Reader Question: Why did my French electricity bill increase by more than 4%?

Question: I read in the media that electricity prices in France are capped at four percent, but I just got a letter from EDF telling me that my bill is going up by almost 20 percent – is this a mistake?

The French government’s bouclier tarifaire (tariff shield), froze gas prices at 2021 levels and capped electricity price hikes to four percent – it remain in place until at least the end of 2022.

However, there are some customers who will see increases to their bills of more than that – here’s why: 

The regulated tariff rate

The French government involvement in price-setting doesn’t just happen during periods of energy crisis, normally regulated tariff prices are updated twice a year: usually on February 1st and August 1st.

Typically, this value is calculated by the CRE (commission de régulation de l’énergie) and it is based on several different factors, which are explained on this government website. These tariffs proposed by the CRE are then subject to approval by the ministers in charge of energy and the economy.

READ MORE: EXPLAINED: Why are French energy prices capped?

These affect the state-owned Engie (formerly Gaz de France), the mostly state-owned EDF and some local distribution companies. Around 70 percent of people in France get their electricity from EDF but other suppliers do exist in the market.

These alternative suppliers, like Direct-Énergie, Total Spring or Antargaz, are free to charge more – but don’t usually charge much above the EDF rates for obvious commercial reasons.

Basic rate

The government-set limit in price rises refers only to the basic rate (option base) for electricity.

This plan represents over 80 percent of the 32 million households connected to the electricity grid in France. So, there is a good chance you might be subscribed to this without even realising it. 

If you are on the basic tariff rate, your bill will not increase by more than four percent this year.

Other tariff options

However, other options for electricity bills do exist, including off-peak rates, green deals and fixed energy prices for a certain period.

Typically people who sign up for these will have been paying less for their electricity in the preceding months than those on the base rate.

However, there are certain special deals that are not covered by the four percent cap, and some users will find that their deal period has come to an end, they are then shifted onto the base rate – which is likely to represent a price increase for them of more than four percent.

It’s little consolation when faced with rising bills, but you will likely have been paying significantly less than customers who have been in the base rate for the past few years.

READ MORE: French government to continue energy price freeze until at least 2023

Kilowatt price

Because most electricity price plans are bafflingly complicated, the easiest way to compare is to look at the price per kilowatt-hour.
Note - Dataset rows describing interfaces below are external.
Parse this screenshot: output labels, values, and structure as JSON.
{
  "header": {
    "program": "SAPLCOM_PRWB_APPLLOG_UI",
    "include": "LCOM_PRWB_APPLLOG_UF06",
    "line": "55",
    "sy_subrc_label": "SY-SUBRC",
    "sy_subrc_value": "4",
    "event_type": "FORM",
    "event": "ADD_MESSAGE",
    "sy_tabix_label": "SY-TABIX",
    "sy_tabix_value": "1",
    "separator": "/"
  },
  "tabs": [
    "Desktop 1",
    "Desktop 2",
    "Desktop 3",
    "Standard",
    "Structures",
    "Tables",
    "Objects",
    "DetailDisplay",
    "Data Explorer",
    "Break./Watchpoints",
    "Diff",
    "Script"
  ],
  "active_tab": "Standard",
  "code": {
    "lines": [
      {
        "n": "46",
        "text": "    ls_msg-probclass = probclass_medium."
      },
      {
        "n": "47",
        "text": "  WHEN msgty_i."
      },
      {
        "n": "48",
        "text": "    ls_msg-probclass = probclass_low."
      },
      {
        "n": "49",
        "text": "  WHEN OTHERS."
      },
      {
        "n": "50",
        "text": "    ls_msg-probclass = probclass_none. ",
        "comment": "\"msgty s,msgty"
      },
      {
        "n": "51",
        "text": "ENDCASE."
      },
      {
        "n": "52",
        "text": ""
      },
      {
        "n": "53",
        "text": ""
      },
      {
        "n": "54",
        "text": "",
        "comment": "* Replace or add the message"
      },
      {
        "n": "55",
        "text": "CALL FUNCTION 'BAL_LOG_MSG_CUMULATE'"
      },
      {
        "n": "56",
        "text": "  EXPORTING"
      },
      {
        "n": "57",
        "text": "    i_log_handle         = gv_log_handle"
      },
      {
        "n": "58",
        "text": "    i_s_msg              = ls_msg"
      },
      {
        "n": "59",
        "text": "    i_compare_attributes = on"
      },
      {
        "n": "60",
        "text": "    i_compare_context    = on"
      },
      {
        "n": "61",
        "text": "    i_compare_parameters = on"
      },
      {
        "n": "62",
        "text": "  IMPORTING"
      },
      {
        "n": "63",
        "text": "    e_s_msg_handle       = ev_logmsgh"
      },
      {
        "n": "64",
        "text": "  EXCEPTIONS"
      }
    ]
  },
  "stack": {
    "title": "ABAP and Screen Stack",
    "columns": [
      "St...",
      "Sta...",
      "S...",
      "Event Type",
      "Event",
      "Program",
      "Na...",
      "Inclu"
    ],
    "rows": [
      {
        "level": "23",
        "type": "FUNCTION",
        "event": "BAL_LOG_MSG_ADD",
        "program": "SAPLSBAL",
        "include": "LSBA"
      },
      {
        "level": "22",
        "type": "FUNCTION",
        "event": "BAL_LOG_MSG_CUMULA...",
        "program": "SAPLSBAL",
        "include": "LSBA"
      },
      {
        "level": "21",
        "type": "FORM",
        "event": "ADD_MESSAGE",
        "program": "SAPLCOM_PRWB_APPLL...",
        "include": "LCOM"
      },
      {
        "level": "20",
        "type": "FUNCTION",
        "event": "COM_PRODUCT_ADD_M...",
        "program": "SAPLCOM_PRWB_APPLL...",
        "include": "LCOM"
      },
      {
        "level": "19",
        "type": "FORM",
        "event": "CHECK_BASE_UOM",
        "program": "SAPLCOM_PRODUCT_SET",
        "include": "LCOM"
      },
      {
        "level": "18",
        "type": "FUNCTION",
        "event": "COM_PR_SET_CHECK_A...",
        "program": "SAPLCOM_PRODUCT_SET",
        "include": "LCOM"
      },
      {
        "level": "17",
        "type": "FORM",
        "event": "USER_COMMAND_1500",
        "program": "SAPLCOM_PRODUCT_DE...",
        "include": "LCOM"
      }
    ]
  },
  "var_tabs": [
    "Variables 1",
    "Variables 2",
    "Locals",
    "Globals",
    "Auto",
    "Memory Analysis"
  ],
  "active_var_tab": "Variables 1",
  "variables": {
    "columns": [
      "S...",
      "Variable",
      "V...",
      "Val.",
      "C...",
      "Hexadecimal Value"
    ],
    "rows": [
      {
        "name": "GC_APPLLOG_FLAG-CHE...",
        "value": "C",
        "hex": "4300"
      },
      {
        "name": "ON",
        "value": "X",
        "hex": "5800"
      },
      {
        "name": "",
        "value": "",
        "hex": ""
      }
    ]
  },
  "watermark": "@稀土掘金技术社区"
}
Your electricity bill consists of a fixed part, the monthly subscription (abonnement) and the variable part, which depends on the quantity of electricity consumed (in euro per kilowatt-hour, kWh). The latter part is what is concerned by the tariff shield of four percent.
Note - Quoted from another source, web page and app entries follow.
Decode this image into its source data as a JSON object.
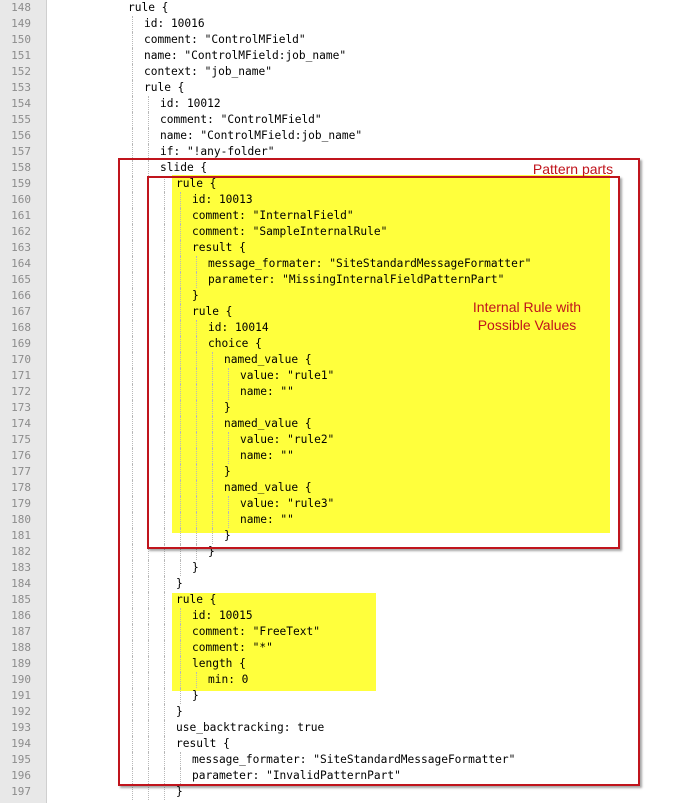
{
  "lines": [
    {
      "n": "148",
      "text": "rule {",
      "ind": 0
    },
    {
      "n": "149",
      "text": "id: 10016",
      "ind": 1
    },
    {
      "n": "150",
      "text": "comment: \"ControlMField\"",
      "ind": 1
    },
    {
      "n": "151",
      "text": "name: \"ControlMField:job_name\"",
      "ind": 1
    },
    {
      "n": "152",
      "text": "context: \"job_name\"",
      "ind": 1
    },
    {
      "n": "153",
      "text": "rule {",
      "ind": 1
    },
    {
      "n": "154",
      "text": "id: 10012",
      "ind": 2
    },
    {
      "n": "155",
      "text": "comment: \"ControlMField\"",
      "ind": 2
    },
    {
      "n": "156",
      "text": "name: \"ControlMField:job_name\"",
      "ind": 2
    },
    {
      "n": "157",
      "text": "if: \"!any-folder\"",
      "ind": 2
    },
    {
      "n": "158",
      "text": "slide {",
      "ind": 2
    },
    {
      "n": "159",
      "text": "rule {",
      "ind": 3
    },
    {
      "n": "160",
      "text": "id: 10013",
      "ind": 4
    },
    {
      "n": "161",
      "text": "comment: \"InternalField\"",
      "ind": 4
    },
    {
      "n": "162",
      "text": "comment: \"SampleInternalRule\"",
      "ind": 4
    },
    {
      "n": "163",
      "text": "result {",
      "ind": 4
    },
    {
      "n": "164",
      "text": "message_formater: \"SiteStandardMessageFormatter\"",
      "ind": 5
    },
    {
      "n": "165",
      "text": "parameter: \"MissingInternalFieldPatternPart\"",
      "ind": 5
    },
    {
      "n": "166",
      "text": "}",
      "ind": 4
    },
    {
      "n": "167",
      "text": "rule {",
      "ind": 4
    },
    {
      "n": "168",
      "text": "id: 10014",
      "ind": 5
    },
    {
      "n": "169",
      "text": "choice {",
      "ind": 5
    },
    {
      "n": "170",
      "text": "named_value {",
      "ind": 6
    },
    {
      "n": "171",
      "text": "value: \"rule1\"",
      "ind": 7
    },
    {
      "n": "172",
      "text": "name: \"\"",
      "ind": 7
    },
    {
      "n": "173",
      "text": "}",
      "ind": 6
    },
    {
      "n": "174",
      "text": "named_value {",
      "ind": 6
    },
    {
      "n": "175",
      "text": "value: \"rule2\"",
      "ind": 7
    },
    {
      "n": "176",
      "text": "name: \"\"",
      "ind": 7
    },
    {
      "n": "177",
      "text": "}",
      "ind": 6
    },
    {
      "n": "178",
      "text": "named_value {",
      "ind": 6
    },
    {
      "n": "179",
      "text": "value: \"rule3\"",
      "ind": 7
    },
    {
      "n": "180",
      "text": "name: \"\"",
      "ind": 7
    },
    {
      "n": "181",
      "text": "}",
      "ind": 6
    },
    {
      "n": "182",
      "text": "}",
      "ind": 5
    },
    {
      "n": "183",
      "text": "}",
      "ind": 4
    },
    {
      "n": "184",
      "text": "}",
      "ind": 3
    },
    {
      "n": "185",
      "text": "rule {",
      "ind": 3
    },
    {
      "n": "186",
      "text": "id: 10015",
      "ind": 4
    },
    {
      "n": "187",
      "text": "comment: \"FreeText\"",
      "ind": 4
    },
    {
      "n": "188",
      "text": "comment: \"*\"",
      "ind": 4
    },
    {
      "n": "189",
      "text": "length {",
      "ind": 4
    },
    {
      "n": "190",
      "text": "min: 0",
      "ind": 5
    },
    {
      "n": "191",
      "text": "}",
      "ind": 4
    },
    {
      "n": "192",
      "text": "}",
      "ind": 3
    },
    {
      "n": "193",
      "text": "use_backtracking: true",
      "ind": 3
    },
    {
      "n": "194",
      "text": "result {",
      "ind": 3
    },
    {
      "n": "195",
      "text": "message_formater: \"SiteStandardMessageFormatter\"",
      "ind": 4
    },
    {
      "n": "196",
      "text": "parameter: \"InvalidPatternPart\"",
      "ind": 4
    },
    {
      "n": "197",
      "text": "}",
      "ind": 3
    }
  ],
  "annotations": {
    "pattern_parts": "Pattern parts",
    "internal_rule_line1": "Internal Rule with",
    "internal_rule_line2": "Possible Values"
  },
  "colors": {
    "highlight": "#ffff3c",
    "annotation_red": "#c0141c",
    "gutter": "#e8e8e8"
  }
}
Here is an example of what that might look like:

The mid-August base rate price per kilowatt-hour is €0.1740/ kWh, so if you’re with EDF they cannot charge you more than this rate.

Other EDF plans charge significantly less than that – for example the Vert Electrique Weekend deal has been charging €0.1080/kWh on weekends and €0.1434/kWh on weekdays. 

Bill rises

With the tariff shield, the average resident customer on the base rate will see a €38 rise on their bill this year, while professional customers will see an average of €60 rise. 

Without the tariff shield, electricity prices per residential (non-business) customer would likely have increased an average of €330 a year, according to the CRE.